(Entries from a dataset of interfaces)
........
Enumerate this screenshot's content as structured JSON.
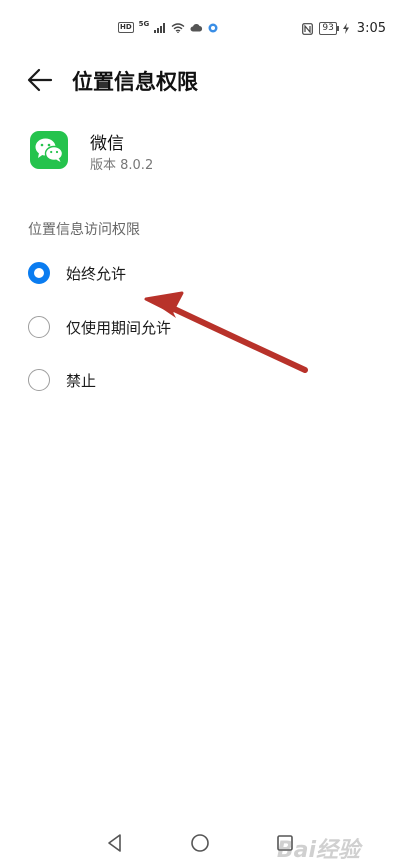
{
  "status_bar": {
    "hd": "HD",
    "network": "5G",
    "battery": "93",
    "time": "3:05"
  },
  "header": {
    "title": "位置信息权限",
    "back_icon": "arrow-left-icon"
  },
  "app": {
    "name": "微信",
    "version": "版本 8.0.2",
    "icon": "wechat-icon",
    "brand_color": "#25c34d"
  },
  "location_access": {
    "label": "位置信息访问权限",
    "options": [
      {
        "label": "始终允许",
        "selected": true
      },
      {
        "label": "仅使用期间允许",
        "selected": false
      },
      {
        "label": "禁止",
        "selected": false
      }
    ],
    "accent_color": "#0a7cf0"
  },
  "annotation": {
    "color": "#c0392b"
  },
  "nav_bar": {
    "back": "triangle-back-icon",
    "home": "circle-home-icon",
    "recents": "square-recents-icon"
  },
  "watermark": "Bai经验"
}
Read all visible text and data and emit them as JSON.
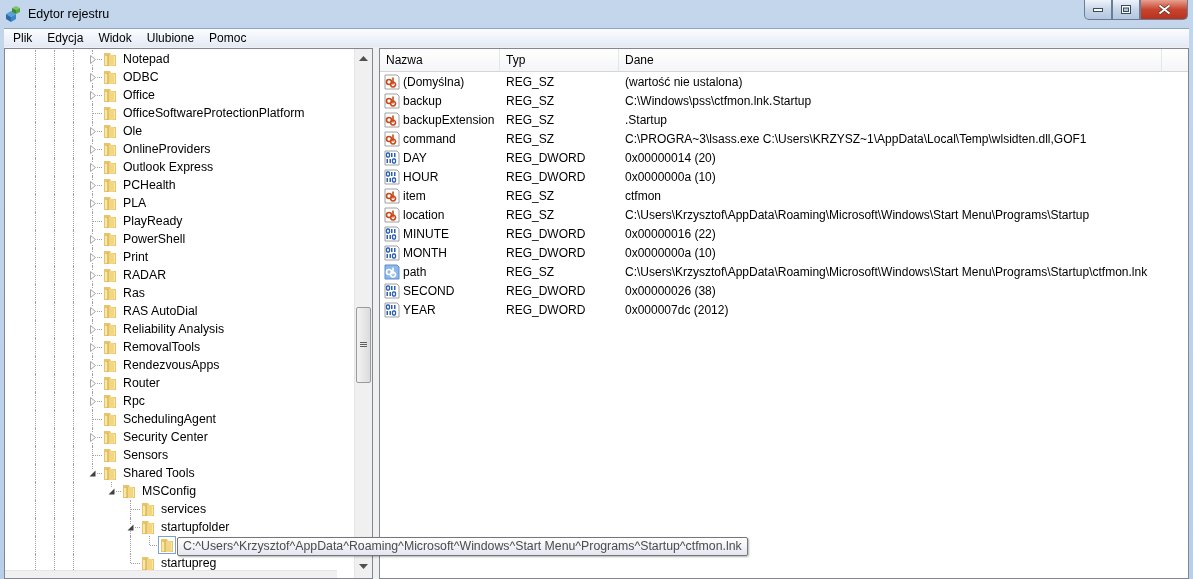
{
  "window": {
    "title": "Edytor rejestru"
  },
  "menu": [
    "Plik",
    "Edycja",
    "Widok",
    "Ulubione",
    "Pomoc"
  ],
  "tree": [
    {
      "label": "Notepad",
      "expanded": false
    },
    {
      "label": "ODBC",
      "expanded": false
    },
    {
      "label": "Office",
      "expanded": false
    },
    {
      "label": "OfficeSoftwareProtectionPlatform"
    },
    {
      "label": "Ole",
      "expanded": false
    },
    {
      "label": "OnlineProviders",
      "expanded": false
    },
    {
      "label": "Outlook Express",
      "expanded": false
    },
    {
      "label": "PCHealth",
      "expanded": false
    },
    {
      "label": "PLA",
      "expanded": false
    },
    {
      "label": "PlayReady"
    },
    {
      "label": "PowerShell",
      "expanded": false
    },
    {
      "label": "Print",
      "expanded": false
    },
    {
      "label": "RADAR",
      "expanded": false
    },
    {
      "label": "Ras",
      "expanded": false
    },
    {
      "label": "RAS AutoDial",
      "expanded": false
    },
    {
      "label": "Reliability Analysis",
      "expanded": false
    },
    {
      "label": "RemovalTools",
      "expanded": false
    },
    {
      "label": "RendezvousApps",
      "expanded": false
    },
    {
      "label": "Router",
      "expanded": false
    },
    {
      "label": "Rpc",
      "expanded": false
    },
    {
      "label": "SchedulingAgent"
    },
    {
      "label": "Security Center",
      "expanded": false
    },
    {
      "label": "Sensors"
    },
    {
      "label": "Shared Tools",
      "expanded": true,
      "children": [
        {
          "label": "MSConfig",
          "expanded": true,
          "children": [
            {
              "label": "services"
            },
            {
              "label": "startupfolder",
              "expanded": true,
              "children": [
                {
                  "label": "C:^Users^Krzysztof^AppData^Roaming^Microsoft^Windows^Start Menu^Programs^Startup^ctfmon.lnk",
                  "hovered": true
                }
              ]
            },
            {
              "label": "startupreg"
            }
          ]
        }
      ]
    }
  ],
  "values": {
    "columns": [
      "Nazwa",
      "Typ",
      "Dane"
    ],
    "rows": [
      {
        "name": "(Domyślna)",
        "type": "REG_SZ",
        "data": "(wartość nie ustalona)",
        "kind": "string",
        "selected": false
      },
      {
        "name": "backup",
        "type": "REG_SZ",
        "data": "C:\\Windows\\pss\\ctfmon.lnk.Startup",
        "kind": "string",
        "selected": false
      },
      {
        "name": "backupExtension",
        "type": "REG_SZ",
        "data": ".Startup",
        "kind": "string",
        "selected": false
      },
      {
        "name": "command",
        "type": "REG_SZ",
        "data": "C:\\PROGRA~3\\lsass.exe C:\\Users\\KRZYSZ~1\\AppData\\Local\\Temp\\wlsidten.dll,GOF1",
        "kind": "string",
        "selected": false
      },
      {
        "name": "DAY",
        "type": "REG_DWORD",
        "data": "0x00000014 (20)",
        "kind": "binary",
        "selected": false
      },
      {
        "name": "HOUR",
        "type": "REG_DWORD",
        "data": "0x0000000a (10)",
        "kind": "binary",
        "selected": false
      },
      {
        "name": "item",
        "type": "REG_SZ",
        "data": "ctfmon",
        "kind": "string",
        "selected": false
      },
      {
        "name": "location",
        "type": "REG_SZ",
        "data": "C:\\Users\\Krzysztof\\AppData\\Roaming\\Microsoft\\Windows\\Start Menu\\Programs\\Startup",
        "kind": "string",
        "selected": false
      },
      {
        "name": "MINUTE",
        "type": "REG_DWORD",
        "data": "0x00000016 (22)",
        "kind": "binary",
        "selected": false
      },
      {
        "name": "MONTH",
        "type": "REG_DWORD",
        "data": "0x0000000a (10)",
        "kind": "binary",
        "selected": false
      },
      {
        "name": "path",
        "type": "REG_SZ",
        "data": "C:\\Users\\Krzysztof\\AppData\\Roaming\\Microsoft\\Windows\\Start Menu\\Programs\\Startup\\ctfmon.lnk",
        "kind": "string",
        "selected": true
      },
      {
        "name": "SECOND",
        "type": "REG_DWORD",
        "data": "0x00000026 (38)",
        "kind": "binary",
        "selected": false
      },
      {
        "name": "YEAR",
        "type": "REG_DWORD",
        "data": "0x000007dc (2012)",
        "kind": "binary",
        "selected": false
      }
    ]
  }
}
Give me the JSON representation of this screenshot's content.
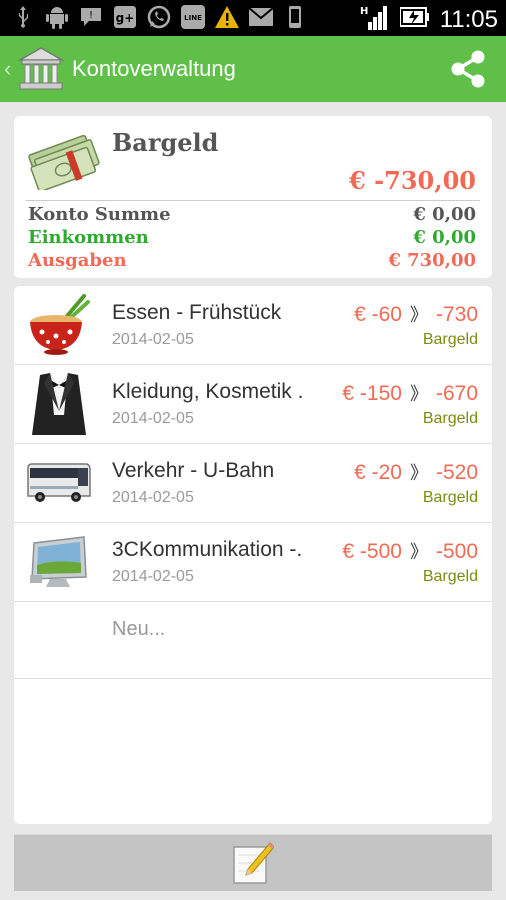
{
  "status_bar": {
    "icons": [
      "usb-icon",
      "android-icon",
      "chat-icon",
      "google-plus-icon",
      "whatsapp-icon",
      "line-icon",
      "warning-icon",
      "mail-icon",
      "phone-icon"
    ],
    "network": "H",
    "time": "11:05"
  },
  "action_bar": {
    "title": "Kontoverwaltung",
    "back_glyph": "‹"
  },
  "account": {
    "name": "Bargeld",
    "total": "€ -730,00",
    "summary": [
      {
        "label": "Konto Summe",
        "value": "€ 0,00"
      },
      {
        "label": "Einkommen",
        "value": "€ 0,00"
      },
      {
        "label": "Ausgaben",
        "value": "€ 730,00"
      }
    ]
  },
  "transactions": [
    {
      "icon": "noodle-bowl-icon",
      "title": "Essen - Frühstück",
      "amount": "€ -60",
      "separator": "》",
      "balance": "-730",
      "date": "2014-02-05",
      "account": "Bargeld"
    },
    {
      "icon": "tuxedo-icon",
      "title": "Kleidung, Kosmetik .",
      "amount": "€ -150",
      "separator": "》",
      "balance": "-670",
      "date": "2014-02-05",
      "account": "Bargeld"
    },
    {
      "icon": "bus-icon",
      "title": "Verkehr - U-Bahn",
      "amount": "€ -20",
      "separator": "》",
      "balance": "-520",
      "date": "2014-02-05",
      "account": "Bargeld"
    },
    {
      "icon": "monitor-icon",
      "title": "3CKommunikation -.",
      "amount": "€ -500",
      "separator": "》",
      "balance": "-500",
      "date": "2014-02-05",
      "account": "Bargeld"
    }
  ],
  "new_item_placeholder": "Neu...",
  "colors": {
    "accent": "#5fbf48",
    "expense": "#f26a55",
    "income": "#2eaa2e",
    "account_label": "#7b8c12"
  }
}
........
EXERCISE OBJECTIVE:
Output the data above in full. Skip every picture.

RESULT:
Enumerate this screenshot's content as structured JSON.
{
  "status_bar": {
    "hd": "HD",
    "network": "5G",
    "battery": "93",
    "time": "3:05"
  },
  "header": {
    "title": "位置信息权限",
    "back_icon": "arrow-left-icon"
  },
  "app": {
    "name": "微信",
    "version": "版本 8.0.2",
    "icon": "wechat-icon",
    "brand_color": "#25c34d"
  },
  "location_access": {
    "label": "位置信息访问权限",
    "options": [
      {
        "label": "始终允许",
        "selected": true
      },
      {
        "label": "仅使用期间允许",
        "selected": false
      },
      {
        "label": "禁止",
        "selected": false
      }
    ],
    "accent_color": "#0a7cf0"
  },
  "annotation": {
    "color": "#c0392b"
  },
  "nav_bar": {
    "back": "triangle-back-icon",
    "home": "circle-home-icon",
    "recents": "square-recents-icon"
  },
  "watermark": "Bai经验"
}
Read all visible text and data and emit them as JSON.
{
  "window": {
    "title": "Edytor rejestru"
  },
  "menu": [
    "Plik",
    "Edycja",
    "Widok",
    "Ulubione",
    "Pomoc"
  ],
  "tree": [
    {
      "label": "Notepad",
      "expanded": false
    },
    {
      "label": "ODBC",
      "expanded": false
    },
    {
      "label": "Office",
      "expanded": false
    },
    {
      "label": "OfficeSoftwareProtectionPlatform"
    },
    {
      "label": "Ole",
      "expanded": false
    },
    {
      "label": "OnlineProviders",
      "expanded": false
    },
    {
      "label": "Outlook Express",
      "expanded": false
    },
    {
      "label": "PCHealth",
      "expanded": false
    },
    {
      "label": "PLA",
      "expanded": false
    },
    {
      "label": "PlayReady"
    },
    {
      "label": "PowerShell",
      "expanded": false
    },
    {
      "label": "Print",
      "expanded": false
    },
    {
      "label": "RADAR",
      "expanded": false
    },
    {
      "label": "Ras",
      "expanded": false
    },
    {
      "label": "RAS AutoDial",
      "expanded": false
    },
    {
      "label": "Reliability Analysis",
      "expanded": false
    },
    {
      "label": "RemovalTools",
      "expanded": false
    },
    {
      "label": "RendezvousApps",
      "expanded": false
    },
    {
      "label": "Router",
      "expanded": false
    },
    {
      "label": "Rpc",
      "expanded": false
    },
    {
      "label": "SchedulingAgent"
    },
    {
      "label": "Security Center",
      "expanded": false
    },
    {
      "label": "Sensors"
    },
    {
      "label": "Shared Tools",
      "expanded": true,
      "children": [
        {
          "label": "MSConfig",
          "expanded": true,
          "children": [
            {
              "label": "services"
            },
            {
              "label": "startupfolder",
              "expanded": true,
              "children": [
                {
                  "label": "C:^Users^Krzysztof^AppData^Roaming^Microsoft^Windows^Start Menu^Programs^Startup^ctfmon.lnk",
                  "hovered": true
                }
              ]
            },
            {
              "label": "startupreg"
            }
          ]
        }
      ]
    }
  ],
  "values": {
    "columns": [
      "Nazwa",
      "Typ",
      "Dane"
    ],
    "rows": [
      {
        "name": "(Domyślna)",
        "type": "REG_SZ",
        "data": "(wartość nie ustalona)",
        "kind": "string",
        "selected": false
      },
      {
        "name": "backup",
        "type": "REG_SZ",
        "data": "C:\\Windows\\pss\\ctfmon.lnk.Startup",
        "kind": "string",
        "selected": false
      },
      {
        "name": "backupExtension",
        "type": "REG_SZ",
        "data": ".Startup",
        "kind": "string",
        "selected": false
      },
      {
        "name": "command",
        "type": "REG_SZ",
        "data": "C:\\PROGRA~3\\lsass.exe C:\\Users\\KRZYSZ~1\\AppData\\Local\\Temp\\wlsidten.dll,GOF1",
        "kind": "string",
        "selected": false
      },
      {
        "name": "DAY",
        "type": "REG_DWORD",
        "data": "0x00000014 (20)",
        "kind": "binary",
        "selected": false
      },
      {
        "name": "HOUR",
        "type": "REG_DWORD",
        "data": "0x0000000a (10)",
        "kind": "binary",
        "selected": false
      },
      {
        "name": "item",
        "type": "REG_SZ",
        "data": "ctfmon",
        "kind": "string",
        "selected": false
      },
      {
        "name": "location",
        "type": "REG_SZ",
        "data": "C:\\Users\\Krzysztof\\AppData\\Roaming\\Microsoft\\Windows\\Start Menu\\Programs\\Startup",
        "kind": "string",
        "selected": false
      },
      {
        "name": "MINUTE",
        "type": "REG_DWORD",
        "data": "0x00000016 (22)",
        "kind": "binary",
        "selected": false
      },
      {
        "name": "MONTH",
        "type": "REG_DWORD",
        "data": "0x0000000a (10)",
        "kind": "binary",
        "selected": false
      },
      {
        "name": "path",
        "type": "REG_SZ",
        "data": "C:\\Users\\Krzysztof\\AppData\\Roaming\\Microsoft\\Windows\\Start Menu\\Programs\\Startup\\ctfmon.lnk",
        "kind": "string",
        "selected": true
      },
      {
        "name": "SECOND",
        "type": "REG_DWORD",
        "data": "0x00000026 (38)",
        "kind": "binary",
        "selected": false
      },
      {
        "name": "YEAR",
        "type": "REG_DWORD",
        "data": "0x000007dc (2012)",
        "kind": "binary",
        "selected": false
      }
    ]
  }
}
Give me the JSON representation of this screenshot's content.
{
  "status_bar": {
    "icons": [
      "usb-icon",
      "android-icon",
      "chat-icon",
      "google-plus-icon",
      "whatsapp-icon",
      "line-icon",
      "warning-icon",
      "mail-icon",
      "phone-icon"
    ],
    "network": "H",
    "time": "11:05"
  },
  "action_bar": {
    "title": "Kontoverwaltung",
    "back_glyph": "‹"
  },
  "account": {
    "name": "Bargeld",
    "total": "€ -730,00",
    "summary": [
      {
        "label": "Konto Summe",
        "value": "€ 0,00"
      },
      {
        "label": "Einkommen",
        "value": "€ 0,00"
      },
      {
        "label": "Ausgaben",
        "value": "€ 730,00"
      }
    ]
  },
  "transactions": [
    {
      "icon": "noodle-bowl-icon",
      "title": "Essen - Frühstück",
      "amount": "€ -60",
      "separator": "》",
      "balance": "-730",
      "date": "2014-02-05",
      "account": "Bargeld"
    },
    {
      "icon": "tuxedo-icon",
      "title": "Kleidung, Kosmetik .",
      "amount": "€ -150",
      "separator": "》",
      "balance": "-670",
      "date": "2014-02-05",
      "account": "Bargeld"
    },
    {
      "icon": "bus-icon",
      "title": "Verkehr - U-Bahn",
      "amount": "€ -20",
      "separator": "》",
      "balance": "-520",
      "date": "2014-02-05",
      "account": "Bargeld"
    },
    {
      "icon": "monitor-icon",
      "title": "3CKommunikation -.",
      "amount": "€ -500",
      "separator": "》",
      "balance": "-500",
      "date": "2014-02-05",
      "account": "Bargeld"
    }
  ],
  "new_item_placeholder": "Neu...",
  "colors": {
    "accent": "#5fbf48",
    "expense": "#f26a55",
    "income": "#2eaa2e",
    "account_label": "#7b8c12"
  }
}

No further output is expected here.